*Exercise requirements*
Locate the word "index" in the data below, then copy every line that holds it.

*Records*

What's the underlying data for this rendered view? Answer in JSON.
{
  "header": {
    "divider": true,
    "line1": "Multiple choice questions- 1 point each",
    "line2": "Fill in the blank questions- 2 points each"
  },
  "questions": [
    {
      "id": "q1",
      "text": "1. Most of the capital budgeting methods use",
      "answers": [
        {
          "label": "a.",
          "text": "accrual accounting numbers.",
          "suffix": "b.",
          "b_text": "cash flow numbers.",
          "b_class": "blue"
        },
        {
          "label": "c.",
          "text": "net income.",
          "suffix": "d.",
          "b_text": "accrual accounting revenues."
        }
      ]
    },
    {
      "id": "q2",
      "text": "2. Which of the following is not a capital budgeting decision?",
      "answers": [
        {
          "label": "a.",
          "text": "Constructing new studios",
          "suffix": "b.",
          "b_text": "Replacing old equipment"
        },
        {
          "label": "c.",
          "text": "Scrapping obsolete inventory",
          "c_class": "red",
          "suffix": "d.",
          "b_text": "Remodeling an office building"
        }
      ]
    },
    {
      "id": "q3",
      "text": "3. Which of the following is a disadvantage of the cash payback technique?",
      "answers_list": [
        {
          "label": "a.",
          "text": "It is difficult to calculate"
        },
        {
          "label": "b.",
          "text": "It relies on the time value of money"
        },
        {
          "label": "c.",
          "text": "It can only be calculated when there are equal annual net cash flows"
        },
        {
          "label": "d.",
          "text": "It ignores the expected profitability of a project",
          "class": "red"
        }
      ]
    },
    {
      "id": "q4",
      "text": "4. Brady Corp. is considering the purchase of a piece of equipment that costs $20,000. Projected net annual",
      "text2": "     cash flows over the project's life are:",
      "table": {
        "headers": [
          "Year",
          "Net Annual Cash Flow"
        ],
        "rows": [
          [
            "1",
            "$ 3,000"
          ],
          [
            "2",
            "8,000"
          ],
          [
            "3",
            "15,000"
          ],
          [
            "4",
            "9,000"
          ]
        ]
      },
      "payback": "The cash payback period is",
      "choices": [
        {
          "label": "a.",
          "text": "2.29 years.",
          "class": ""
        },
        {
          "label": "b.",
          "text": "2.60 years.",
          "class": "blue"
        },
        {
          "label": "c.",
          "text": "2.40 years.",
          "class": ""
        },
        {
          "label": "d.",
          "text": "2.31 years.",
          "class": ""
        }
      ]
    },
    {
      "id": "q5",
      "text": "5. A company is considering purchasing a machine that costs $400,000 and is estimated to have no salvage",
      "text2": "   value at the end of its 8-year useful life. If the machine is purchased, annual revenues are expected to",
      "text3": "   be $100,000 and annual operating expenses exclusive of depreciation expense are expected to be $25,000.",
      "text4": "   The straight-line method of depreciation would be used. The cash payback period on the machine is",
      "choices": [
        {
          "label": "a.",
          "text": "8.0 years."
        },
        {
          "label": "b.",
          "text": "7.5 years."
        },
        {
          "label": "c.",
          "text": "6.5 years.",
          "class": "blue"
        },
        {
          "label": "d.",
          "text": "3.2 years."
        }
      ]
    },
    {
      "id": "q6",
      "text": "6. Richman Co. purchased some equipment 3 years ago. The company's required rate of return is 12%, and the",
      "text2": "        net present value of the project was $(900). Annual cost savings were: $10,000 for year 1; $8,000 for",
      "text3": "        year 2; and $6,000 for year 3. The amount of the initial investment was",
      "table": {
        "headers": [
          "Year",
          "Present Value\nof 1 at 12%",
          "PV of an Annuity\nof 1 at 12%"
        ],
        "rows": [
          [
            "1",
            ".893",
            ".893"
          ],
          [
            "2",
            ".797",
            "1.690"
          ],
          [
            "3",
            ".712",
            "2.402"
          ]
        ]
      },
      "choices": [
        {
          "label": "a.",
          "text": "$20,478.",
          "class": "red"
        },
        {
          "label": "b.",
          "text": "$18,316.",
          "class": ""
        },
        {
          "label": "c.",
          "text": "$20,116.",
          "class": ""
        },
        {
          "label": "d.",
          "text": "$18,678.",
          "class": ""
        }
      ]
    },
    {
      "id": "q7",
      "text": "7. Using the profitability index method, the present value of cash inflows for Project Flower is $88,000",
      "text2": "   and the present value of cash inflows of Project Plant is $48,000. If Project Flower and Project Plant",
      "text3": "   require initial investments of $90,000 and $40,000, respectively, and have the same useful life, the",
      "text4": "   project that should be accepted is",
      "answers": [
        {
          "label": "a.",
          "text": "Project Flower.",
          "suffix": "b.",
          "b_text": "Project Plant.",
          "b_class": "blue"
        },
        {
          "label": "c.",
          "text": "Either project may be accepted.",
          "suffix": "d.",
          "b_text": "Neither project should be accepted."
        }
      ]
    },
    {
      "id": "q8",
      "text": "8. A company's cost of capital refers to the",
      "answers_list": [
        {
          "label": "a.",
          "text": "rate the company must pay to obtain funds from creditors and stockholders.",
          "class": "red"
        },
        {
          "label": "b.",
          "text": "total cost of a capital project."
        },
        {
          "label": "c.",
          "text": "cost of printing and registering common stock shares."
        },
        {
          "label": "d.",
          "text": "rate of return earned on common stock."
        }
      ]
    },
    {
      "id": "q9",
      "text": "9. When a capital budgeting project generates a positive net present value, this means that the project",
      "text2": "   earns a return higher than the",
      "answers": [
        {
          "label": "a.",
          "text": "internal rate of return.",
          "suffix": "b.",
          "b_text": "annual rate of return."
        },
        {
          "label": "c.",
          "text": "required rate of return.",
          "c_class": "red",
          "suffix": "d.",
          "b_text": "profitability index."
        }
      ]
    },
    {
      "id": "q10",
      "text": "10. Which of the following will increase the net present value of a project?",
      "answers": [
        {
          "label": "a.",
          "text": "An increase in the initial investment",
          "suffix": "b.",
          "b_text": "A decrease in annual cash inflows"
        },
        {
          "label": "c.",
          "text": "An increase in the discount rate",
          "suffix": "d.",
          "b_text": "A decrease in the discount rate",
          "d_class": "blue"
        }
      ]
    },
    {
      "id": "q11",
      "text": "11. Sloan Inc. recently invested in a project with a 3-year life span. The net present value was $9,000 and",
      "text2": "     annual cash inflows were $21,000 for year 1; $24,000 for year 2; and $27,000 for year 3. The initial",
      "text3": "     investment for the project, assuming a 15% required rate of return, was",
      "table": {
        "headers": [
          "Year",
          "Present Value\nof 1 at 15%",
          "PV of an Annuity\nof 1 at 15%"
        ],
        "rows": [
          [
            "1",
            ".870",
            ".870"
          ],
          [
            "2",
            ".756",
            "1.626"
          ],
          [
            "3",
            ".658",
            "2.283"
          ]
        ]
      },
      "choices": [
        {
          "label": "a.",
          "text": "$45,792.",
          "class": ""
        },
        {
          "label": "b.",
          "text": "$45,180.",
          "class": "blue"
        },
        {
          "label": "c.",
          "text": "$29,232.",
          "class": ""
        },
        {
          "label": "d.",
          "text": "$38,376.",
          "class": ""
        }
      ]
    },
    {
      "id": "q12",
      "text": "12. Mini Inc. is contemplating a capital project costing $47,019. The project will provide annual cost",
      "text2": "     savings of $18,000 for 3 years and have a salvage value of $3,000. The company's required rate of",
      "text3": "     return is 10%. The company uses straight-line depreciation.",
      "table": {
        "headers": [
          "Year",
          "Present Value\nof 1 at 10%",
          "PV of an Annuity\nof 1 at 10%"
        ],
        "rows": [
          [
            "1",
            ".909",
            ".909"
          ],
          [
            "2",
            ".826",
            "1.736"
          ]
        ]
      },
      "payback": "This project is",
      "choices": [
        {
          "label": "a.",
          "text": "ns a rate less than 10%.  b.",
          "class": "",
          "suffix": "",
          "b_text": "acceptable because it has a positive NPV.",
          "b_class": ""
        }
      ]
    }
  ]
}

*Answer to this exercise*
      "text": "7. Using the profitability index method, the present value of cash inflows for Project Flower is $88,000",
          "b_text": "profitability index."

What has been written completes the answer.